In the spring of 1873, Arthur Rimbaud wrote to a friend that he was preparing a “pagan book” with “half a dozen horror stories.” He called the stories “stupid and innocent,” but he added that his fate depended on them. A few months later, he took the finished manuscript to a printer in Brussels, who was to publish the work at the expense of Rimbaud’s family. Rimbaud was not yet nineteen years old.
Rimbaud gave advance copies of A Season in Hell to his former mentor and lover, Paul Verlaine, and to a few other friends. Snubbed socially and artistically following a scandal that landed Verlaine in prison, Rimbaud burned the remaining copies of the book in a fireplace at his mother’s house. He also burned a sheaf of his unpublished poems. He said he no longer thought about poetry. The boy who had been the talk of Paris at the age of sixteen—“an infant Shakespeare” in the words of novelist Victor Hugo—gave up poetry for a life of wandering and, eventually, running guns to rebel tribes in Africa.
Not until 1901, a full decade after Rimbaud’s death, were the unsold copies of A Season in Hell discovered in a Brussels warehouse and sold to an admiring public. The apparently autobiographical nature of his “horror stories,” which are really prose poems, only added to their appeal. His was the ultimate voice of tragic youth, of a poet risking all to attain the sublime vision that older poets only talked about.
In the opening paragraphs of the work, the speaker refers to the happier times of his childhood, to his first encounters with beauty and inspiration, and to the unspecified disaster that gave rise to his “book of the damned.” (This speaker is a poet but not necessarily Rimbaud.) The first section, “Bad Blood,” goes back to his peasant stock and his French heritage. It also refers to conflicts and retributions that evoke the Paris Commune of 1871 and the revolutionary spirit lingering when Rimbaud first arrived in the city later that year. Then comes the speaker’s “Night in Hell,” after he has died of world weariness. Following are two dreams, or “Deleria,” in which the speaker reveals the secrets of his poetry.
The speaker returns to ordinary reality in the second half of the poem. In “The Impossible,” he recognizes that others consider his dreams impossible. In “Lighting,” he acknowledges that although he has lost all hope of entering a poetic heaven, he can begin to glimpse the light of everyday life. In “Morning,” he listens to the music made by nations and rivers as they move onward. Finally, in “Farewell,” the speaker sees the coming of autumn and, with the death of the year, the death of his youthful identity. He buries his imagination. He laughs off his past, as he thinks women laugh off unhappy loves. He prepares for a new relationship with reality when he will confront truth itself, body and soul.

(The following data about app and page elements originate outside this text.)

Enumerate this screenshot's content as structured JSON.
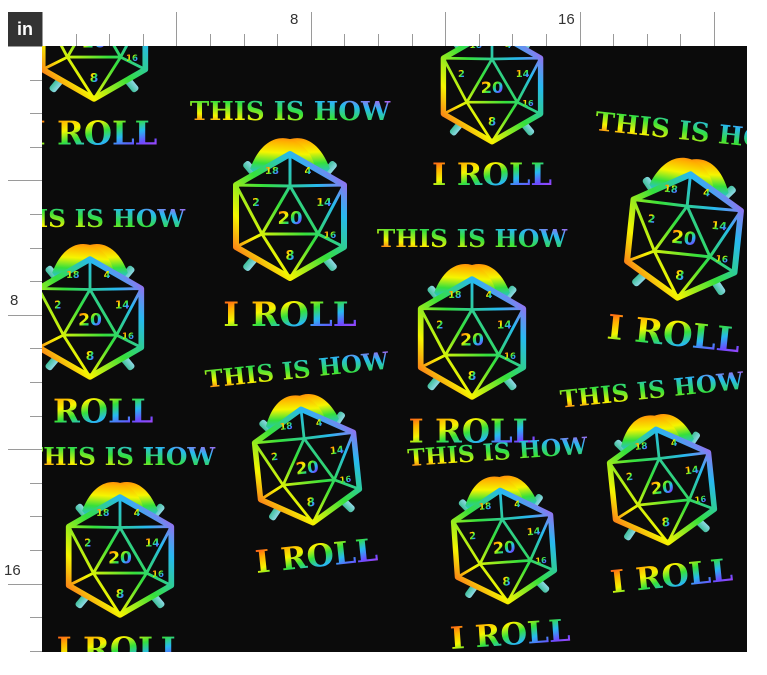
{
  "ruler": {
    "unit": "in",
    "top_labels": [
      "8",
      "16"
    ],
    "side_labels": [
      "8",
      "16"
    ]
  },
  "fabric": {
    "phrase_top": "THIS IS HOW",
    "phrase_bottom": "I ROLL",
    "die_faces": [
      "20",
      "2",
      "14",
      "8",
      "18",
      "4",
      "16"
    ],
    "background_color": "#0b0b0b",
    "gradient_colors": [
      "#ff2a2a",
      "#ffb000",
      "#f5f500",
      "#35e03c",
      "#27b9f0",
      "#6a4cff",
      "#e23ef0"
    ]
  }
}
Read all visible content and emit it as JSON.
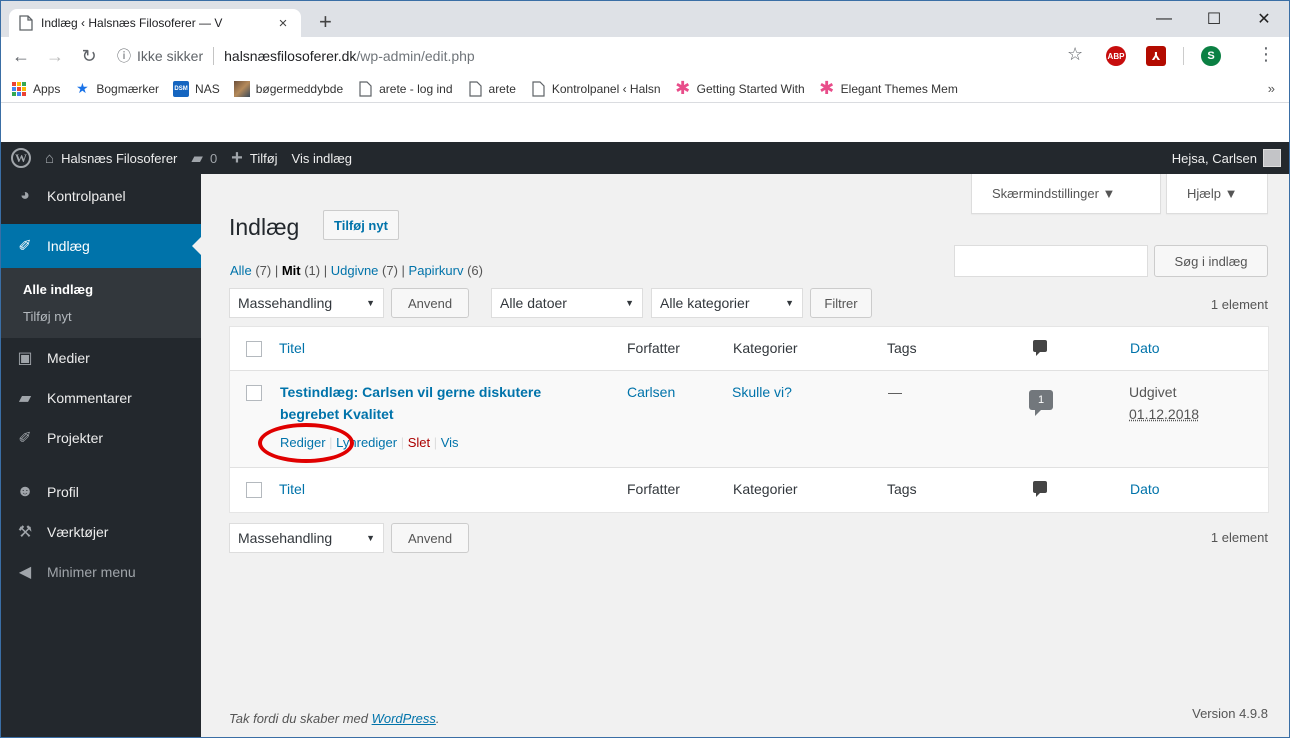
{
  "browser": {
    "tab_title": "Indlæg ‹ Halsnæs Filosoferer — V",
    "tab_close": "×",
    "new_tab": "+",
    "win_min": "—",
    "win_max": "☐",
    "win_close": "✕",
    "insecure_label": "Ikke sikker",
    "url_host": "halsnæsfilosoferer.dk",
    "url_path": "/wp-admin/edit.php",
    "ext_abp": "ABP",
    "ext_pdf": "⅄",
    "ext_s": "S",
    "bookmarks": [
      {
        "label": "Apps",
        "icon": "apps-icon"
      },
      {
        "label": "Bogmærker",
        "icon": "star-icon"
      },
      {
        "label": "NAS",
        "icon": "dsm-icon"
      },
      {
        "label": "bøgermeddybde",
        "icon": "image-icon"
      },
      {
        "label": "arete - log ind",
        "icon": "page-icon"
      },
      {
        "label": "arete",
        "icon": "page-icon"
      },
      {
        "label": "Kontrolpanel ‹ Halsn",
        "icon": "page-icon"
      },
      {
        "label": "Getting Started With",
        "icon": "asterisk-icon"
      },
      {
        "label": "Elegant Themes Mem",
        "icon": "asterisk-icon"
      }
    ],
    "bookmarks_more": "»",
    "dsm_text": "DSM"
  },
  "adminbar": {
    "site_name": "Halsnæs Filosoferer",
    "comments_count": "0",
    "add_new": "Tilføj",
    "view_posts": "Vis indlæg",
    "greeting": "Hejsa, Carlsen"
  },
  "sidebar": {
    "dashboard": "Kontrolpanel",
    "posts": "Indlæg",
    "sub_all": "Alle indlæg",
    "sub_add": "Tilføj nyt",
    "media": "Medier",
    "comments": "Kommentarer",
    "projects": "Projekter",
    "profile": "Profil",
    "tools": "Værktøjer",
    "collapse": "Minimer menu"
  },
  "main": {
    "screen_options": "Skærmindstillinger ▼",
    "help": "Hjælp ▼",
    "title": "Indlæg",
    "add_new": "Tilføj nyt",
    "filters": {
      "all": "Alle",
      "all_count": "(7)",
      "mine": "Mit",
      "mine_count": "(1)",
      "published": "Udgivne",
      "published_count": "(7)",
      "trash": "Papirkurv",
      "trash_count": "(6)"
    },
    "search_button": "Søg i indlæg",
    "bulk_action": "Massehandling",
    "apply": "Anvend",
    "all_dates": "Alle datoer",
    "all_categories": "Alle kategorier",
    "filter": "Filtrer",
    "item_count": "1 element",
    "columns": {
      "title": "Titel",
      "author": "Forfatter",
      "categories": "Kategorier",
      "tags": "Tags",
      "date": "Dato"
    },
    "rows": [
      {
        "title_line1": "Testindlæg: Carlsen vil gerne diskutere",
        "title_line2": "begrebet Kvalitet",
        "author": "Carlsen",
        "category": "Skulle vi?",
        "tags": "—",
        "comments": "1",
        "date_status": "Udgivet",
        "date": "01.12.2018",
        "actions": {
          "edit": "Rediger",
          "quick_edit": "Lynrediger",
          "trash": "Slet",
          "view": "Vis"
        }
      }
    ],
    "footer_thanks_prefix": "Tak fordi du skaber med ",
    "footer_thanks_link": "WordPress",
    "footer_thanks_suffix": ".",
    "version": "Version 4.9.8"
  }
}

The two episodes of delirium—in the word’s etymological sense of deviation or deranging—come at the center of the poem and help to identify the speaker’s deepest hopes and fears. The first episode is a dialogue between a Foolish Virgin and a Hellish Husband. In some sense they are no doubt Verlaine and Rimbaud, respectively, but they are allegorical figures as well. Jesus told the parable of the wise and foolish virgins, the women who were or were not prepared for the bridegroom who came in the night. In the biblical story, from Matthew,...
(The entire section is 1422 words.)